At the end of the day, data infrastructure is measured by the level of performance it lends to the application. Things like cost, ease of management and upgrade paths are important as well, but rarely are these given precedence over the need to improve the way data is maintained and manipulated.
The cloud can be a double-edge sword when it comes to app performance, however, as it offers both the scalability and flexibility to push capabilities to new levels but at the expense of a lack of control that inhibits the ability to ensure that things are working the way you want them to.
Cloud providers and application management developers are sensitive to this issue because it remains one of the key stumbling blocks to gaining a greater share of the application workload, particularly the lucrative market for mission-critical functions. For this reason, there continues to be a steady stream of software-based solutions aimed at boosting performance and accountability in the cloud.
For instance, Actifio recently launched Actifio One, which the company describes as an application resiliency service designed to unite data protection and other functions for applications distributed across multiple resource platforms. It does this by affording not just simple redundancy and recovery services but by acting as a host to the application during the recovery process. The system is based on the company’s Virtual Data Pipeline platform, a data virtualization technology that enables live encryption, snapshots, replication and other tools within an overarching application and SLA-defined framework. When service is disrupted, it can instantly field a virtual environment to maintain accessibility to the affected app.
Top providers like Google are also ramping up support for enterprise-class services. The company’s Cloud Trace service offers a highly granular view of the inner workings of the Google App Engine, offering users detailed information as to exactly where bottlenecks and other problems lie. The system analyzes instruction streams, traces and other markers to determine the amount of time an app is engaged with an underlying Google resource. This can be used to not only address problems that exist with Google’s infrastructure, but identify issues with particular applications or add-ons so they can be tweaked to improve functionality. The system is available in beta via the Google Developer Console.

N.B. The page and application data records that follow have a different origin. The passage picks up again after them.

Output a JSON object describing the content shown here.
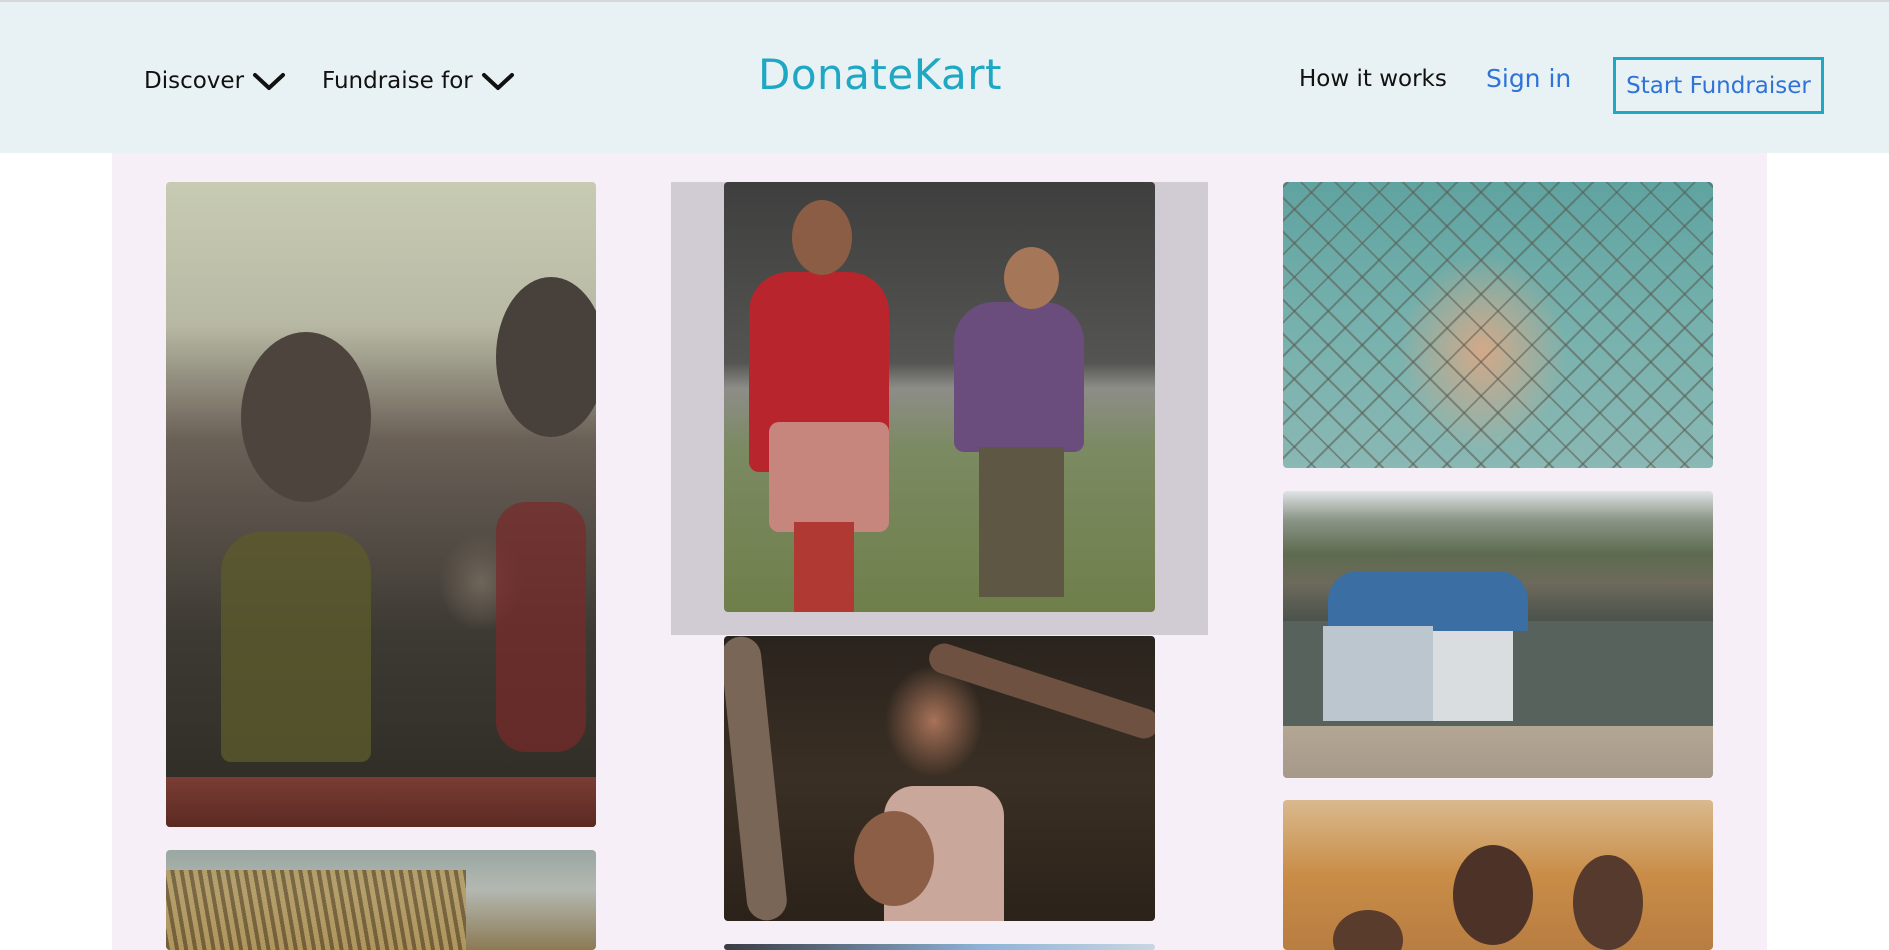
{
  "header": {
    "nav_left": [
      {
        "label": "Discover"
      },
      {
        "label": "Fundraise for"
      }
    ],
    "brand": "DonateKart",
    "how_it_works": "How it works",
    "sign_in": "Sign in",
    "start_fundraiser": "Start Fundraiser"
  },
  "gallery": {
    "photos": [
      {
        "subject": "muddy-children-laughing-photo"
      },
      {
        "subject": "girl-carrying-baby-and-boy-with-puppy-photo"
      },
      {
        "subject": "girl-behind-chain-fence-photo"
      },
      {
        "subject": "two-children-by-tree-photo"
      },
      {
        "subject": "tent-camp-photo"
      },
      {
        "subject": "three-smiling-children-photo"
      },
      {
        "subject": "thatched-hut-photo"
      },
      {
        "subject": "window-photo"
      }
    ]
  },
  "colors": {
    "header_bg": "#e8f1f3",
    "brand": "#1fa8c4",
    "link_blue": "#2f73d8",
    "gallery_bg": "#f7eff7",
    "highlight": "#d1ccd3"
  },
  "icons": {
    "dropdown": "chevron-down-icon"
  }
}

Still others are looking to shield the application as much as possible from underlying hardware via advanced virtualization and abstraction. A company called Ravello says it has found a way to encapsulate the entire application workload using its SaaS-based Cloud Application Hypervisor, allowing it to operate on any infrastructure or architecture as if it is still in its native environment. The system is built on the proprietary HVX “nested” hypervisor that envelopes the compute, storage and networking functionality needed by the application so admins do not have to manually configure resources every time the app is deployed on a new cloud.

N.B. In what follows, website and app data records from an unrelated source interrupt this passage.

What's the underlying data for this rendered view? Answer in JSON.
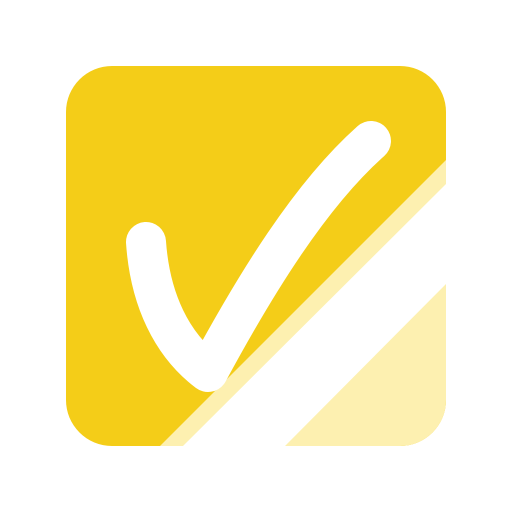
{
  "icon": {
    "name": "checkmark-icon",
    "colors": {
      "background": "#ffffff",
      "tile": "#f4cd18",
      "stripe_light": "#fdf0b0",
      "stripe_solid": "#ffffff",
      "checkmark": "#ffffff"
    }
  }
}
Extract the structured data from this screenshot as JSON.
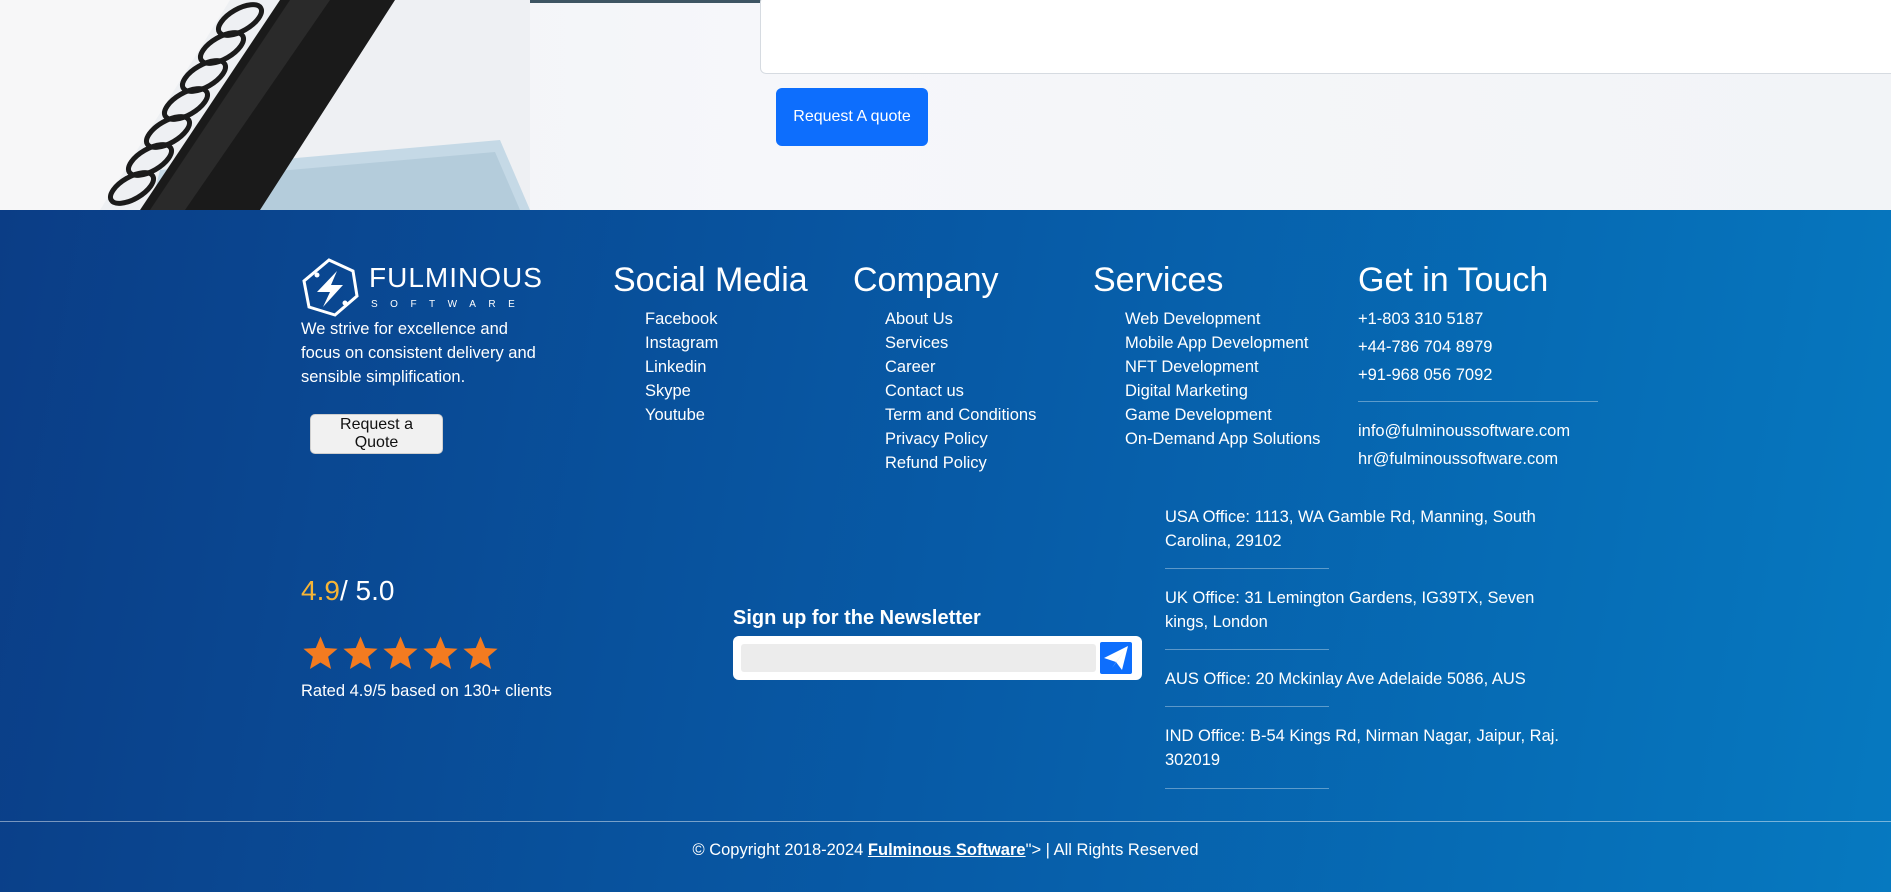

Ravello says its solution sits lower on the stack than a container solution like Docker, which gives it the ability to incorporate containers within its virtual environment, and is in fact working on integrating Docker directly in a future release. In the meantime, cloud providers like CliQr are moving ahead with their own container deployments as a means to boost application portability on their hosted platforms. CliQr has extended full support to Docker on its CloudCenter stack, offering command line and graphical control over single, multiple and composite deployments, with resources embedded in the container, the host system or both. At the same time, Docker containers can interact with non-containerized applications as long as they reside within the same cloud.
Application performance in the cloud will likely remain as a top area of software development for a while longer. It is debatable whether the enterprise requires deep-dive visibility and control over third-party infrastructure, but the application environment should afford plenty of flexibility – at least if the provider hopes to attract top-end enterprise workloads.
Arthur Cole writes about infrastructure for IT Business Edge. Cole has been covering the high-tech media and computing industries for more than 20 years, having served as editor of TV Technology, Video Technology News, Internet News and Multimedia Weekly. His contributions have appeared in Communications Today and Enterprise Networking Planet and as web content for numerous high-tech clients like TwinStrata, Carpathia and NetMagic.